◆ Exercise requirements ◆
Before anything else, copy every record below exactly as it stands.

━━━ Working data ━━━

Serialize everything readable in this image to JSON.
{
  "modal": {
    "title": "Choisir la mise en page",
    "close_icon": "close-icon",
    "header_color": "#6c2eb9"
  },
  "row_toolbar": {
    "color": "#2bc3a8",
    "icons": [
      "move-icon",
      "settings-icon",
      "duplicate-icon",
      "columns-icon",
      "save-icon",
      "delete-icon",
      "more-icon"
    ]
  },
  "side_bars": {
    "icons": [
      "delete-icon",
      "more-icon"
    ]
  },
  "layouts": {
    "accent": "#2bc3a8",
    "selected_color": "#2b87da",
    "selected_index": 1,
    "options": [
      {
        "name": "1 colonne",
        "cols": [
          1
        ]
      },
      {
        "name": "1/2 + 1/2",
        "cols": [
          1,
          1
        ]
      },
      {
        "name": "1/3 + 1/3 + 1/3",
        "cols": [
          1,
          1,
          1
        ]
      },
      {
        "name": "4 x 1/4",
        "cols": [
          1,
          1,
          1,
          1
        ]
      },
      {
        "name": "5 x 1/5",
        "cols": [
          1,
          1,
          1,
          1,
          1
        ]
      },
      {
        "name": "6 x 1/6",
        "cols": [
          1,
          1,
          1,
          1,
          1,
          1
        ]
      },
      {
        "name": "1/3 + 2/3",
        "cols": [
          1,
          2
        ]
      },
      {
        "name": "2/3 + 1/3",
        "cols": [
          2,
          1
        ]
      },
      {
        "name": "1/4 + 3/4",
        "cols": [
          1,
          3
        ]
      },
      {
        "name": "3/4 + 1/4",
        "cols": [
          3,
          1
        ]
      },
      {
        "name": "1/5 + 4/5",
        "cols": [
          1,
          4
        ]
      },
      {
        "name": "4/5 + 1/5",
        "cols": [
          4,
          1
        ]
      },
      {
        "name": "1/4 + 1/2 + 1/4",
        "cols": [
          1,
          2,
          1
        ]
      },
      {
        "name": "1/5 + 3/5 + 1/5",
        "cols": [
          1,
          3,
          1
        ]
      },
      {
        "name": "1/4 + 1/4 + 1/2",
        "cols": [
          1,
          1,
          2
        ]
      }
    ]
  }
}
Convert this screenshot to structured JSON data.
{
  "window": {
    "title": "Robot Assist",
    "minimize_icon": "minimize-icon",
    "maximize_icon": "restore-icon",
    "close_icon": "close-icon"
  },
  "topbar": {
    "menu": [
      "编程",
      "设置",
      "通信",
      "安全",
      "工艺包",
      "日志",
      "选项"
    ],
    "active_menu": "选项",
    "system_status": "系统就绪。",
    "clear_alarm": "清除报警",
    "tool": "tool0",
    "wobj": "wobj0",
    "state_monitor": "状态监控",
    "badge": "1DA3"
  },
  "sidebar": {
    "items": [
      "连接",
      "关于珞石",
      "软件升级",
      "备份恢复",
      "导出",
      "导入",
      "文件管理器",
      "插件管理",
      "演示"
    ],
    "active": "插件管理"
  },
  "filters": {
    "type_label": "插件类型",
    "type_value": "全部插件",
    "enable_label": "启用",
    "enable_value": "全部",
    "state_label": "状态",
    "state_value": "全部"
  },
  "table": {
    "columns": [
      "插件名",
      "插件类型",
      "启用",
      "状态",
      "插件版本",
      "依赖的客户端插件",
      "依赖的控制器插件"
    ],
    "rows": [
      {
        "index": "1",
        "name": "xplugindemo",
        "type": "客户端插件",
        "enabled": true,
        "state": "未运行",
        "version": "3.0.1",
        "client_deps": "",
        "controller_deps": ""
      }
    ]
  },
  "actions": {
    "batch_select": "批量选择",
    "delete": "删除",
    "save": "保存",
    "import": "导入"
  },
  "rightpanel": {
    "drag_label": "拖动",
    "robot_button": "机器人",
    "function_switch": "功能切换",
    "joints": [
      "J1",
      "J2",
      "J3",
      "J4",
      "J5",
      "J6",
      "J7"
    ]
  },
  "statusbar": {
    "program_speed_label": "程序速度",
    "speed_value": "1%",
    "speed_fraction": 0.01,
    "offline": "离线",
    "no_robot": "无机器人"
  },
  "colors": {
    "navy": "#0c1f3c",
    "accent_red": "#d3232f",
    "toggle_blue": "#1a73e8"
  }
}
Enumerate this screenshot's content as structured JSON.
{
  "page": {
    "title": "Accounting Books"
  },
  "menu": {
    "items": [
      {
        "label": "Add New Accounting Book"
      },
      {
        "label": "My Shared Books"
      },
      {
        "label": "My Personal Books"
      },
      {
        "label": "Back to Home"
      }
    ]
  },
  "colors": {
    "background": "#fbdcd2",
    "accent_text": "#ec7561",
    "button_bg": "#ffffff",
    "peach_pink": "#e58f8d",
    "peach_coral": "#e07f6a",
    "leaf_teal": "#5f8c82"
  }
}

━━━

◆ Answer box ◆
Serialize everything readable in this image to JSON.
{
  "modal": {
    "title": "Choisir la mise en page",
    "close_icon": "close-icon",
    "header_color": "#6c2eb9"
  },
  "row_toolbar": {
    "color": "#2bc3a8",
    "icons": [
      "move-icon",
      "settings-icon",
      "duplicate-icon",
      "columns-icon",
      "save-icon",
      "delete-icon",
      "more-icon"
    ]
  },
  "side_bars": {
    "icons": [
      "delete-icon",
      "more-icon"
    ]
  },
  "layouts": {
    "accent": "#2bc3a8",
    "selected_color": "#2b87da",
    "selected_index": 1,
    "options": [
      {
        "name": "1 colonne",
        "cols": [
          1
        ]
      },
      {
        "name": "1/2 + 1/2",
        "cols": [
          1,
          1
        ]
      },
      {
        "name": "1/3 + 1/3 + 1/3",
        "cols": [
          1,
          1,
          1
        ]
      },
      {
        "name": "4 x 1/4",
        "cols": [
          1,
          1,
          1,
          1
        ]
      },
      {
        "name": "5 x 1/5",
        "cols": [
          1,
          1,
          1,
          1,
          1
        ]
      },
      {
        "name": "6 x 1/6",
        "cols": [
          1,
          1,
          1,
          1,
          1,
          1
        ]
      },
      {
        "name": "1/3 + 2/3",
        "cols": [
          1,
          2
        ]
      },
      {
        "name": "2/3 + 1/3",
        "cols": [
          2,
          1
        ]
      },
      {
        "name": "1/4 + 3/4",
        "cols": [
          1,
          3
        ]
      },
      {
        "name": "3/4 + 1/4",
        "cols": [
          3,
          1
        ]
      },
      {
        "name": "1/5 + 4/5",
        "cols": [
          1,
          4
        ]
      },
      {
        "name": "4/5 + 1/5",
        "cols": [
          4,
          1
        ]
      },
      {
        "name": "1/4 + 1/2 + 1/4",
        "cols": [
          1,
          2,
          1
        ]
      },
      {
        "name": "1/5 + 3/5 + 1/5",
        "cols": [
          1,
          3,
          1
        ]
      },
      {
        "name": "1/4 + 1/4 + 1/2",
        "cols": [
          1,
          1,
          2
        ]
      }
    ]
  }
}
Convert this screenshot to structured JSON data.
{
  "window": {
    "title": "Robot Assist",
    "minimize_icon": "minimize-icon",
    "maximize_icon": "restore-icon",
    "close_icon": "close-icon"
  },
  "topbar": {
    "menu": [
      "编程",
      "设置",
      "通信",
      "安全",
      "工艺包",
      "日志",
      "选项"
    ],
    "active_menu": "选项",
    "system_status": "系统就绪。",
    "clear_alarm": "清除报警",
    "tool": "tool0",
    "wobj": "wobj0",
    "state_monitor": "状态监控",
    "badge": "1DA3"
  },
  "sidebar": {
    "items": [
      "连接",
      "关于珞石",
      "软件升级",
      "备份恢复",
      "导出",
      "导入",
      "文件管理器",
      "插件管理",
      "演示"
    ],
    "active": "插件管理"
  },
  "filters": {
    "type_label": "插件类型",
    "type_value": "全部插件",
    "enable_label": "启用",
    "enable_value": "全部",
    "state_label": "状态",
    "state_value": "全部"
  },
  "table": {
    "columns": [
      "插件名",
      "插件类型",
      "启用",
      "状态",
      "插件版本",
      "依赖的客户端插件",
      "依赖的控制器插件"
    ],
    "rows": [
      {
        "index": "1",
        "name": "xplugindemo",
        "type": "客户端插件",
        "enabled": true,
        "state": "未运行",
        "version": "3.0.1",
        "client_deps": "",
        "controller_deps": ""
      }
    ]
  },
  "actions": {
    "batch_select": "批量选择",
    "delete": "删除",
    "save": "保存",
    "import": "导入"
  },
  "rightpanel": {
    "drag_label": "拖动",
    "robot_button": "机器人",
    "function_switch": "功能切换",
    "joints": [
      "J1",
      "J2",
      "J3",
      "J4",
      "J5",
      "J6",
      "J7"
    ]
  },
  "statusbar": {
    "program_speed_label": "程序速度",
    "speed_value": "1%",
    "speed_fraction": 0.01,
    "offline": "离线",
    "no_robot": "无机器人"
  },
  "colors": {
    "navy": "#0c1f3c",
    "accent_red": "#d3232f",
    "toggle_blue": "#1a73e8"
  }
}
Enumerate this screenshot's content as structured JSON.
{
  "page": {
    "title": "Accounting Books"
  },
  "menu": {
    "items": [
      {
        "label": "Add New Accounting Book"
      },
      {
        "label": "My Shared Books"
      },
      {
        "label": "My Personal Books"
      },
      {
        "label": "Back to Home"
      }
    ]
  },
  "colors": {
    "background": "#fbdcd2",
    "accent_text": "#ec7561",
    "button_bg": "#ffffff",
    "peach_pink": "#e58f8d",
    "peach_coral": "#e07f6a",
    "leaf_teal": "#5f8c82"
  }
}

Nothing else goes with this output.